As we’ve seen over the last few weeks, the Book of Job is a bit of an enigma – or maybe we could say that it renders life as an enigma. Part of what makes us human is the quest for meaning. Whenever we pick up on something being meaningless, it’s like we short circuit. “It must have meaning somewhere,” sounds the voice deep inside us.
This is especially true when it comes to suffering, death, and loss – and this is exactly where the Book of Job takes us in this search for meaning. But, in the end, if all we are looking for is meaning, at the end of the book we’re left waiting at the altar by ourselves.
The end of the book does have some resolution, though. Job gets back everything he lost, and then some. He even gets children. New children. Good looking children.
And here’s the thing… after forty-two chapters, we might be ready to accept that everyone lived happily-ever-after, and move on with our lives. But, look a little closer…
He lost all of his sons and daughters to horrific disasters. Would getting “new ones” be any consolation whatsoever?!

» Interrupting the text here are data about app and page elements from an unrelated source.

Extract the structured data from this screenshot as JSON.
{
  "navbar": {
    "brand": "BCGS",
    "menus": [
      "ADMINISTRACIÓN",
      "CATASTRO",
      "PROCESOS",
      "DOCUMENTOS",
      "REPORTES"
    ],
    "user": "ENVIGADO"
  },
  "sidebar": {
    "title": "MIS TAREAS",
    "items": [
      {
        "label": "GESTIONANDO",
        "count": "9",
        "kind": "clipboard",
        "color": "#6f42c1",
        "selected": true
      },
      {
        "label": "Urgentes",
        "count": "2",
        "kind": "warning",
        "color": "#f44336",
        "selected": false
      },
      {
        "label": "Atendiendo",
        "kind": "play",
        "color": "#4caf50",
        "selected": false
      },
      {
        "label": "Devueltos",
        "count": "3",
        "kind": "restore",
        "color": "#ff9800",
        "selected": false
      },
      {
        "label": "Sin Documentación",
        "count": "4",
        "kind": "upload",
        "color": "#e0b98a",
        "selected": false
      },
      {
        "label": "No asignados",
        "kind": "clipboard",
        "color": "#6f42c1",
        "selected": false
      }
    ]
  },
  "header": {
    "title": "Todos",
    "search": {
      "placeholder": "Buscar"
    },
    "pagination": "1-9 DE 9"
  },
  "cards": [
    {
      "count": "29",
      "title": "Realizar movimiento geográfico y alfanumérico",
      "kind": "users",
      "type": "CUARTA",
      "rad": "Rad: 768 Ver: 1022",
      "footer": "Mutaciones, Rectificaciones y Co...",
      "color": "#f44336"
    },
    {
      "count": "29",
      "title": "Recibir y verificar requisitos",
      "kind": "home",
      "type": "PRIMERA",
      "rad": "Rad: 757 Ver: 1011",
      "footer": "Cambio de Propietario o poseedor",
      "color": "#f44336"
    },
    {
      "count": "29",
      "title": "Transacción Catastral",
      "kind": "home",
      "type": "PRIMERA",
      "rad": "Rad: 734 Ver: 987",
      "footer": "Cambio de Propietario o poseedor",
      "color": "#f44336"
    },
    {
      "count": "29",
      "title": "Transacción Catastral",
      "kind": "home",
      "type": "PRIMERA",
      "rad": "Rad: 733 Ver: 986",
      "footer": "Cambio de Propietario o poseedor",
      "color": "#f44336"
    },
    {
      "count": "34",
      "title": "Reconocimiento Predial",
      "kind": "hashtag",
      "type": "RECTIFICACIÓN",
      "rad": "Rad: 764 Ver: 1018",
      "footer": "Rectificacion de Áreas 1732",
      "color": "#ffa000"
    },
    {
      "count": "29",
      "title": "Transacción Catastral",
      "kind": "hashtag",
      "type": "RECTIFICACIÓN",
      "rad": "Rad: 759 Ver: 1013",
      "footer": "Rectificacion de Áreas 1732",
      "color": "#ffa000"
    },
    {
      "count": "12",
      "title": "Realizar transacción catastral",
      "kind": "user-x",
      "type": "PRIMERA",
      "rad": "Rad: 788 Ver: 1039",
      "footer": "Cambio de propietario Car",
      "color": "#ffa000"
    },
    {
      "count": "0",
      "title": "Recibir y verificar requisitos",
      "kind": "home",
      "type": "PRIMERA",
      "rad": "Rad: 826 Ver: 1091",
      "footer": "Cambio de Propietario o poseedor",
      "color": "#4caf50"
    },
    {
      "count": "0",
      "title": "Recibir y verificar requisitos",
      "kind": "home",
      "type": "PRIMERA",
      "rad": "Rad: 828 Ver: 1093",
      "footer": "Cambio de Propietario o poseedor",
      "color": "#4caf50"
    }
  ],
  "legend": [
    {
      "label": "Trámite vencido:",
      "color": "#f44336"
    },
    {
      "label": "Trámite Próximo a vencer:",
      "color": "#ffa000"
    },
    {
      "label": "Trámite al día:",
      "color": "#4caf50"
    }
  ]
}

I mean, these new kids might be lovely. They might be smart, and humble, and easy on the eyes. They might have great temperaments, and truly admirable outlooks on life. He might have been able to develop very meaningful relationships with each of them.
But, wouldn’t there be a hole in his heart for each and every one of the children who he lost? Wouldn’t he go to bed with tears in his eyes every night thinking of them, their smiles, their idiosyncrasies, and the joyous times they shared? Wouldn’t their names be written on his heart for the rest of his days?
And, in this light, we might take a second look at Job being compensated double for all the property he lost. I mean, yes, that’s lovely – and wouldn’t it be nice if this was the norm for all of us when we suffer some calamity. But, none of these newfound riches would erase the experience of that one horrible day. That sitting down in the ashes of his former life. The sinking feeling of loss, dread, confusion, anger, and helplessness.
That trauma can’t be healed by the magical appearance of new stuff. Trauma like that takes a lifetime to work through.
Scholars think that this ending was added much later to give the book a little resolution. And, if a “little resolution” is all your looking for, then that’s maybe all we get. But, all the questions that we came to the book to begin with are still bouncing around in our head, left wanting for answers.
And isn’t that the answer? We can try and plaster quick-and-easy solutions over our experiences of pain and loss, but the pain and loss is still there. And so is God.
In this sense, perhaps Job’s initial words to his wife on the Terrible Day are the real point of the book after all: The Lord giveth, the Lord taketh away. Blessed be the Name of the Lord.